After Patrick Corbin tossed a scoreless top of the first inning, the Nationals’ offense wasted no time getting to work. Single, double, sacrifice fly, RBI double, intentional walk, reach on error, RBI single, two-run single, sacrifice bunt, two-run single. That’s how the Nats hung a seven-spot in the opening frame against Dakota Hudson and Adam Wainwright.

To the Cardinals’ credit, they cleaned things up from there. The Nationals would not score for the rest of the game while the Cardinals clawed back for a run in the fourth before plating three runs in the fifth. Yadier Molina went yard off of Corbin in the fourth. In the fifth, a Tommy Edman ground out and a José Martínez two-run double accounted for the Cardinals’ runs in the fifth.

Corbin ultimately gave up the four runs on four hits and three walks with, impressively, 12 strikeouts across five innings of work. Tanner Rainey worked a 1-2-3 sixth. Sean Doolittle did the same in the seventh.

Doolittle remained in the game in the eighth, getting the first two outs before relenting a single to Marcell Ozuna. Right-hander Daniel Hudson entered for the four-out save opportunity. Hudson hit Molina with a fastball, bringing the tying run to the plate in the form of Paul DeJong. DeJong worked a full count, then walked to load the bases. Pinch-hitter Matt Carpenter emerged from the dugout to take his cuts against Hudson. After five tense pitches to Carpenter, Hudson got him to ground out to second base to end the inning.

The Nats went down quick in the bottom of the eighth. Hudson emerged from the dugout to send the Nationals into the World Series. He did just that, getting Kolten Wong to fly out to shallow left field for the first out. Matt Wieters popped up to the catcher in fair territory for out number two. At long last, Edman flied out to center field. Nationals win 7-4.

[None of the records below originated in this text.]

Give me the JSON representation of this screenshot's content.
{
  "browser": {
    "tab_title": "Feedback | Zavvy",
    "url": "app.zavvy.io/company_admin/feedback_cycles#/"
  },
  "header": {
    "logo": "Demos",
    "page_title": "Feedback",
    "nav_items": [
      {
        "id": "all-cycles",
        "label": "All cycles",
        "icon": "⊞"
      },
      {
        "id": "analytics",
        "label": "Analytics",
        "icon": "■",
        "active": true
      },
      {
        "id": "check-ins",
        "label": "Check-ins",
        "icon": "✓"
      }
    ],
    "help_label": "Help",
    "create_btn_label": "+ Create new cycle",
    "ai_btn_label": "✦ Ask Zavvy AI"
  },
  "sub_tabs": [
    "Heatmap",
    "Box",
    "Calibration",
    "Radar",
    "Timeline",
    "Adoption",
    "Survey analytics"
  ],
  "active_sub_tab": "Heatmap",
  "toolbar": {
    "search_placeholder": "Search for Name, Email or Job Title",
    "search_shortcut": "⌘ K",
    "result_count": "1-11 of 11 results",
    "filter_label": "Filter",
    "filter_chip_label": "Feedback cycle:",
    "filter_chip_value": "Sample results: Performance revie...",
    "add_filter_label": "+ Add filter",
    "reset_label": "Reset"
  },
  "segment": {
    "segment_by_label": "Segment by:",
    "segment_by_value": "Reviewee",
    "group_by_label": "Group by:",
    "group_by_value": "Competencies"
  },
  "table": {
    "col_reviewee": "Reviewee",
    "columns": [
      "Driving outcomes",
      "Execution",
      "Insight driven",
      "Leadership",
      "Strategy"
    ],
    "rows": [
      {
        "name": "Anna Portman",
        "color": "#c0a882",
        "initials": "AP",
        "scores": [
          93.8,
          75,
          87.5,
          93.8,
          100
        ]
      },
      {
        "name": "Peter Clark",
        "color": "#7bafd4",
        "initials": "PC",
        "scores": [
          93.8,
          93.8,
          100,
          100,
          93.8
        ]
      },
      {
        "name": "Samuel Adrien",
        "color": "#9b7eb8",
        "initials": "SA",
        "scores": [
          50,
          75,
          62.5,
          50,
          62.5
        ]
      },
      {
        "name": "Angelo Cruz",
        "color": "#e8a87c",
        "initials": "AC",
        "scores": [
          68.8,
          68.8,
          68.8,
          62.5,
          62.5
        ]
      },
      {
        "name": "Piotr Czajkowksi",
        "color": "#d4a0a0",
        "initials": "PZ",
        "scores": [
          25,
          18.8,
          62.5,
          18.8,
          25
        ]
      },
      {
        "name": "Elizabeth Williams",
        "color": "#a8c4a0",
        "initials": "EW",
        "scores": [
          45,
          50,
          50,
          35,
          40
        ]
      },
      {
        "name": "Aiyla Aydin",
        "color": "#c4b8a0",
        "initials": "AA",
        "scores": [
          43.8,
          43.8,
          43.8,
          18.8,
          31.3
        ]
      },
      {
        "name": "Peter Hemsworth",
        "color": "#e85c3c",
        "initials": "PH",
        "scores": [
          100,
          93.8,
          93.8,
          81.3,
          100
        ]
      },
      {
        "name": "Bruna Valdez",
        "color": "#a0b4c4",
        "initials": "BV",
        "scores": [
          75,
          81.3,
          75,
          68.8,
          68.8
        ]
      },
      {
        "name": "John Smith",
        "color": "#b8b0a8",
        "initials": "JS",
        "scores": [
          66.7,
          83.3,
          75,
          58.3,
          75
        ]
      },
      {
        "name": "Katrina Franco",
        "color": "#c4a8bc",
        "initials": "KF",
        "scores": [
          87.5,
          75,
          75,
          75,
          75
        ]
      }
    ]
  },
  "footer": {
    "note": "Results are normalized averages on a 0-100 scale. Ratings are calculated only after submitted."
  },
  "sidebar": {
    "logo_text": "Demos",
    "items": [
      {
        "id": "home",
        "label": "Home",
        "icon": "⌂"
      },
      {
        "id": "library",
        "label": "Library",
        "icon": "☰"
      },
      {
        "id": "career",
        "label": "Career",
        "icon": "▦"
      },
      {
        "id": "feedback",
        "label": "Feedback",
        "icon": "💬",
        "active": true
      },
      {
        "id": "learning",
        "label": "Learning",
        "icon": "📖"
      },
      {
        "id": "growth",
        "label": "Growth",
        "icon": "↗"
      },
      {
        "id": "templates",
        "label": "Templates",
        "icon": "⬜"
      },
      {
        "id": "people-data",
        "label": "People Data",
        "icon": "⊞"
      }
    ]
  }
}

The only other time the franchise reached the Championship Series was in 1981 when the Expos lost three games to two to the Dodgers. The Expos/Nationals then went from 1982-2011 without a playoff appearance. The Nationals lost four Division Series appearances in a row in 2012, ’14, and ’16-17, three of which went the maximum five games. Now they’re in the World Series, improbably. They will await the winner of the ALCS, which the Astros currently lead 2-1.